■ **What is required**
Search for the word "oder" in the entries. Each line that holds it should be copied.

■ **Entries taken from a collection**
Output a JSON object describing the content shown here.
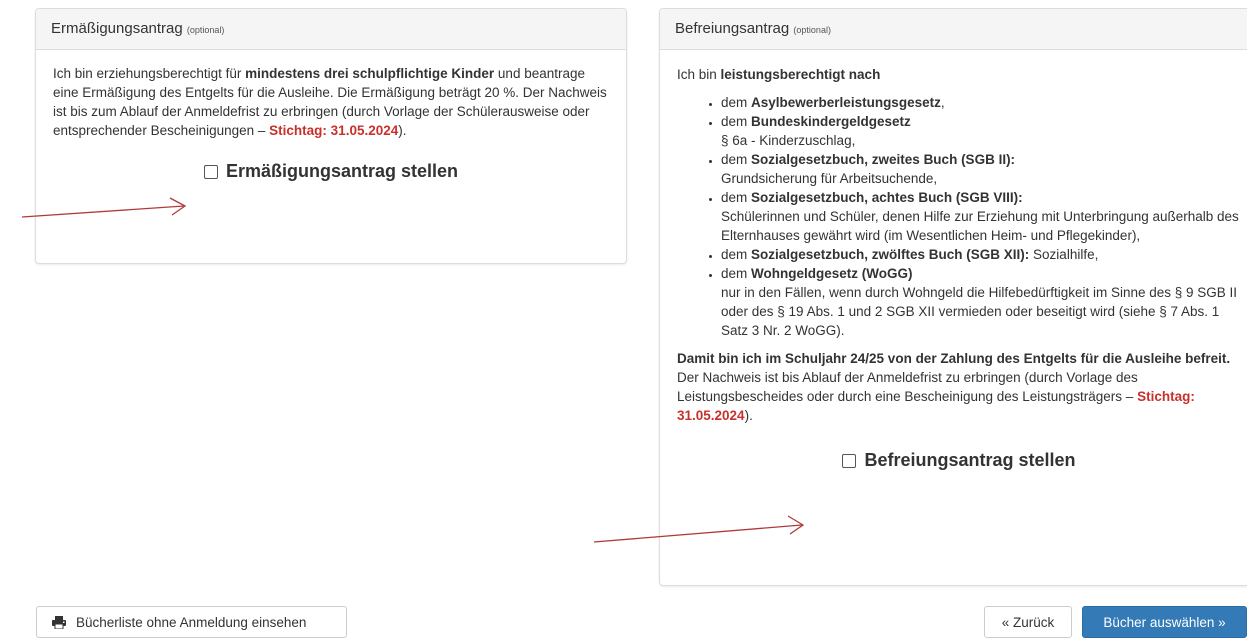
{
  "left_panel": {
    "title": "Ermäßigungsantrag",
    "title_note": "(optional)",
    "text_1": "Ich bin erziehungsberechtigt für ",
    "text_bold": "mindestens drei schulpflichtige Kinder",
    "text_2": " und beantrage eine Ermäßigung des Entgelts für die Ausleihe. Die Ermäßigung beträgt 20 %. Der Nachweis ist bis zum Ablauf der Anmeldefrist zu erbringen (durch Vorlage der Schülerausweise oder entsprechender Bescheinigungen – ",
    "deadline": "Stichtag: 31.05.2024",
    "text_3": ").",
    "checkbox_label": "Ermäßigungsantrag stellen"
  },
  "right_panel": {
    "title": "Befreiungsantrag",
    "title_note": "(optional)",
    "intro": "Ich bin ",
    "intro_bold": "leistungsberechtigt nach",
    "items": [
      {
        "prefix": "dem ",
        "bold": "Asylbewerberleistungsgesetz",
        "after": ",",
        "line2": ""
      },
      {
        "prefix": "dem ",
        "bold": "Bundeskindergeldgesetz",
        "after": "",
        "line2": "§ 6a - Kinderzuschlag,"
      },
      {
        "prefix": "dem ",
        "bold": "Sozialgesetzbuch, zweites Buch (SGB II):",
        "after": "",
        "line2": "Grundsicherung für Arbeitsuchende,"
      },
      {
        "prefix": "dem ",
        "bold": "Sozialgesetzbuch, achtes Buch (SGB VIII):",
        "after": "",
        "line2": "Schülerinnen und Schüler, denen Hilfe zur Erziehung mit Unterbringung außerhalb des Elternhauses gewährt wird (im Wesentlichen Heim- und Pflegekinder),"
      },
      {
        "prefix": "dem ",
        "bold": "Sozialgesetzbuch, zwölftes Buch (SGB XII):",
        "after": " Sozialhilfe,",
        "line2": ""
      },
      {
        "prefix": "dem ",
        "bold": "Wohngeldgesetz (WoGG)",
        "after": "",
        "line2": "nur in den Fällen, wenn durch Wohngeld die Hilfebedürftigkeit im Sinne des § 9 SGB II oder des § 19 Abs. 1 und 2 SGB XII vermieden oder beseitigt wird (siehe § 7 Abs. 1 Satz 3 Nr. 2 WoGG)."
      }
    ],
    "outro_bold": "Damit bin ich im Schuljahr 24/25 von der Zahlung des Entgelts für die Ausleihe befreit.",
    "outro": " Der Nachweis ist bis Ablauf der Anmeldefrist zu erbringen (durch Vorlage des Leistungsbescheides oder durch eine Bescheinigung des Leistungsträgers – ",
    "deadline": "Stichtag: 31.05.2024",
    "outro_end": ").",
    "checkbox_label": "Befreiungsantrag stellen"
  },
  "buttons": {
    "books_without_registration": "Bücherliste ohne Anmeldung einsehen",
    "back": "« Zurück",
    "next": "Bücher auswählen »"
  },
  "icons": {
    "printer": "printer-icon",
    "arrow": "red-arrow-annotation"
  },
  "colors": {
    "deadline": "#c9302c",
    "primary": "#337ab7",
    "arrow": "#b03a3a"
  }
}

■ **Solved exercise**
    "text_2": " und beantrage eine Ermäßigung des Entgelts für die Ausleihe. Die Ermäßigung beträgt 20 %. Der Nachweis ist bis zum Ablauf der Anmeldefrist zu erbringen (durch Vorlage der Schülerausweise oder entsprechender Bescheinigungen – ",
        "line2": "nur in den Fällen, wenn durch Wohngeld die Hilfebedürftigkeit im Sinne des § 9 SGB II oder des § 19 Abs. 1 und 2 SGB XII vermieden oder beseitigt wird (siehe § 7 Abs. 1 Satz 3 Nr. 2 WoGG)."
    "outro": " Der Nachweis ist bis Ablauf der Anmeldefrist zu erbringen (durch Vorlage des Leistungsbescheides oder durch eine Bescheinigung des Leistungsträgers – ",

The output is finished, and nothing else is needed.